Instructions to follow | In the listing that follows, copy out each line that includes the word "Valor".

── Recorded data

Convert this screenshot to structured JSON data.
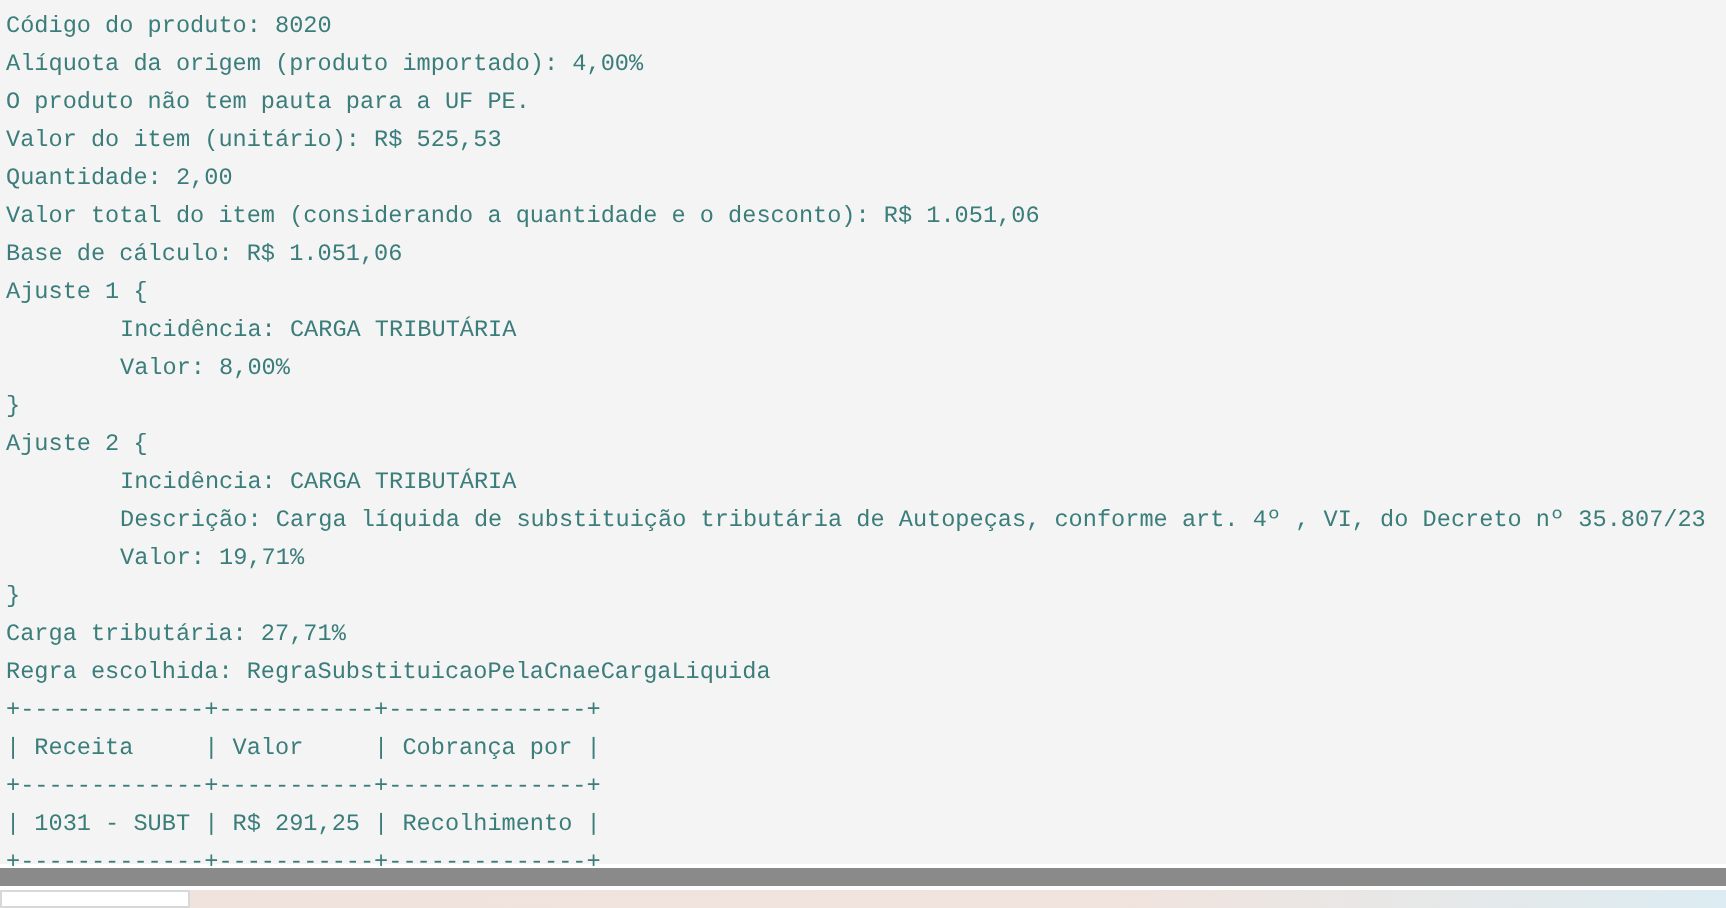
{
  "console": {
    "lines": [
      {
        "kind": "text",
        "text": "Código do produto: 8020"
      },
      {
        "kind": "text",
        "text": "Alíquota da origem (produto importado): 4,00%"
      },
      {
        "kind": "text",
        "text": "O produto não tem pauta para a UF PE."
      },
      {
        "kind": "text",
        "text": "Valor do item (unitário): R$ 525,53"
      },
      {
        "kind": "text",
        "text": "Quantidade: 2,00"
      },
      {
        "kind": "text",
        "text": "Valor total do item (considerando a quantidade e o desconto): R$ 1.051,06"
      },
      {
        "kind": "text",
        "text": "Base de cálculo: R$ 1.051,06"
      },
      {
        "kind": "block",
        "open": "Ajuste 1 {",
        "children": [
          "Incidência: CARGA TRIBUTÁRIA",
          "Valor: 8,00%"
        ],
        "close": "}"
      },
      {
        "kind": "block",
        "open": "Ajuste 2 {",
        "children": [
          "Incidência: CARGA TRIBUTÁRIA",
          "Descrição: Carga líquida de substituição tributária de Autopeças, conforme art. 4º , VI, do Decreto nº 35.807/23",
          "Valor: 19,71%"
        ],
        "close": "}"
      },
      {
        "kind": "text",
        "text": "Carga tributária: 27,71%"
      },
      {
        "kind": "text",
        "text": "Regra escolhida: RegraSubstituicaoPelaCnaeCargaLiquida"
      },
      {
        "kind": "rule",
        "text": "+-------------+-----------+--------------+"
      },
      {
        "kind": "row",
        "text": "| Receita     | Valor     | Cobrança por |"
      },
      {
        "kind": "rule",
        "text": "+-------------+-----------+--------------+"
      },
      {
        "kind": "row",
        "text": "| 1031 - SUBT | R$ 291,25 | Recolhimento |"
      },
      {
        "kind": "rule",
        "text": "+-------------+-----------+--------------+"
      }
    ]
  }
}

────
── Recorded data

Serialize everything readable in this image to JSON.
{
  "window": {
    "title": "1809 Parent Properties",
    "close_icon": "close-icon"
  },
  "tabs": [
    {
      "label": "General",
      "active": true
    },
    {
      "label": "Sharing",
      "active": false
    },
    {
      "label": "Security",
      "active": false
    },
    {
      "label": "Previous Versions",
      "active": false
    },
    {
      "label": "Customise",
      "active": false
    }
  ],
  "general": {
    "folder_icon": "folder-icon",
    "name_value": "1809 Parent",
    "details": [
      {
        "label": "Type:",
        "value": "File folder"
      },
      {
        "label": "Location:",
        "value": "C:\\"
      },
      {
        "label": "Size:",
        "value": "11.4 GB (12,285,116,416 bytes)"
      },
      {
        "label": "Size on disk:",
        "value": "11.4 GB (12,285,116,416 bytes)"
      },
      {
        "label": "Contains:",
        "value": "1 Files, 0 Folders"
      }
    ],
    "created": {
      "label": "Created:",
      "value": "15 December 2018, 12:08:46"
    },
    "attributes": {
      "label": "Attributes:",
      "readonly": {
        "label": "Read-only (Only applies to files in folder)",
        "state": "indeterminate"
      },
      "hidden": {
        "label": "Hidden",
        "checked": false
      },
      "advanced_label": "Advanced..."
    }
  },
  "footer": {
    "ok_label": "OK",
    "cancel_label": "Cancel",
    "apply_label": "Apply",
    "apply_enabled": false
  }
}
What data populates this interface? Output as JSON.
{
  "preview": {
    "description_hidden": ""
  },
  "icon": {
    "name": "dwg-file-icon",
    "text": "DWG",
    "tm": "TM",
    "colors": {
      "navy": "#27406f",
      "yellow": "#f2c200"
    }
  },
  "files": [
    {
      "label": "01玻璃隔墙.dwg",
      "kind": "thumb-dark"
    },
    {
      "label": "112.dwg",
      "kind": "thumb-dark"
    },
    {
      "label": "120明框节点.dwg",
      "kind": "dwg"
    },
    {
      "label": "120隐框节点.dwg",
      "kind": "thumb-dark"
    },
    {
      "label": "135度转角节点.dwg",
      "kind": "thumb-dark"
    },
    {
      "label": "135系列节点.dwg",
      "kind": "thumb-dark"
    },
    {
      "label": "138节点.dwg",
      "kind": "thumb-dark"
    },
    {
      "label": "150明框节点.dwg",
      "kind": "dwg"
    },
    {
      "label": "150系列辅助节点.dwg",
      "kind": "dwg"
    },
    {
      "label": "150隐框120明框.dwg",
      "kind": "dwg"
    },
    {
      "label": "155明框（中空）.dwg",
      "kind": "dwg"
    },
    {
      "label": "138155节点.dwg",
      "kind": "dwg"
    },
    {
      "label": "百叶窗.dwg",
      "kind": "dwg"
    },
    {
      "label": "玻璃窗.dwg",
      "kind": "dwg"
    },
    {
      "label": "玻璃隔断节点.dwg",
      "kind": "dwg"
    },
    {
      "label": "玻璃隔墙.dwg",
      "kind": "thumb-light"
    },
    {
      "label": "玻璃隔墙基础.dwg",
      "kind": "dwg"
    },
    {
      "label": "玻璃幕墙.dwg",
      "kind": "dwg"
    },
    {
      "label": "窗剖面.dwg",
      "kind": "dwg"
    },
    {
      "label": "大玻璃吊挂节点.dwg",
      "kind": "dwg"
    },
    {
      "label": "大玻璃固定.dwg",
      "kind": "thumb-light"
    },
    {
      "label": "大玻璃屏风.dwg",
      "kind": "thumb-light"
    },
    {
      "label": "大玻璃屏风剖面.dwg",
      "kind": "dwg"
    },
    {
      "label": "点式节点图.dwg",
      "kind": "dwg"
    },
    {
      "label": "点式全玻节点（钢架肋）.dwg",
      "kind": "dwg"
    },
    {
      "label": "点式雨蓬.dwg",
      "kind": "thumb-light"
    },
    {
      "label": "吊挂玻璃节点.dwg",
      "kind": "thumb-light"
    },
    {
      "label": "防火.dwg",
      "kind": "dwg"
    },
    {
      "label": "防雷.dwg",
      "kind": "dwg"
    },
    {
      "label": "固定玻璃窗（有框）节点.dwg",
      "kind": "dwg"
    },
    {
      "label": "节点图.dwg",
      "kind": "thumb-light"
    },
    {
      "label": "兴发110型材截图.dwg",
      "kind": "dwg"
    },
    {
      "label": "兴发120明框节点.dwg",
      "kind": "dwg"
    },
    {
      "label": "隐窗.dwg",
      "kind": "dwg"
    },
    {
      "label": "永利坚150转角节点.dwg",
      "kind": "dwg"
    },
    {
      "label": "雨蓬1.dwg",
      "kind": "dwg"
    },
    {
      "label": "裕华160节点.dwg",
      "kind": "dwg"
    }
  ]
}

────

Solution for this exercise |
        "text": "Valor do item (unitário): R$ 525,53"
        "text": "Valor total do item (considerando a quantidade e o desconto): R$ 1.051,06"
          "Valor: 8,00%"
          "Valor: 19,71%"
        "text": "| Receita     | Valor     | Cobrança por |"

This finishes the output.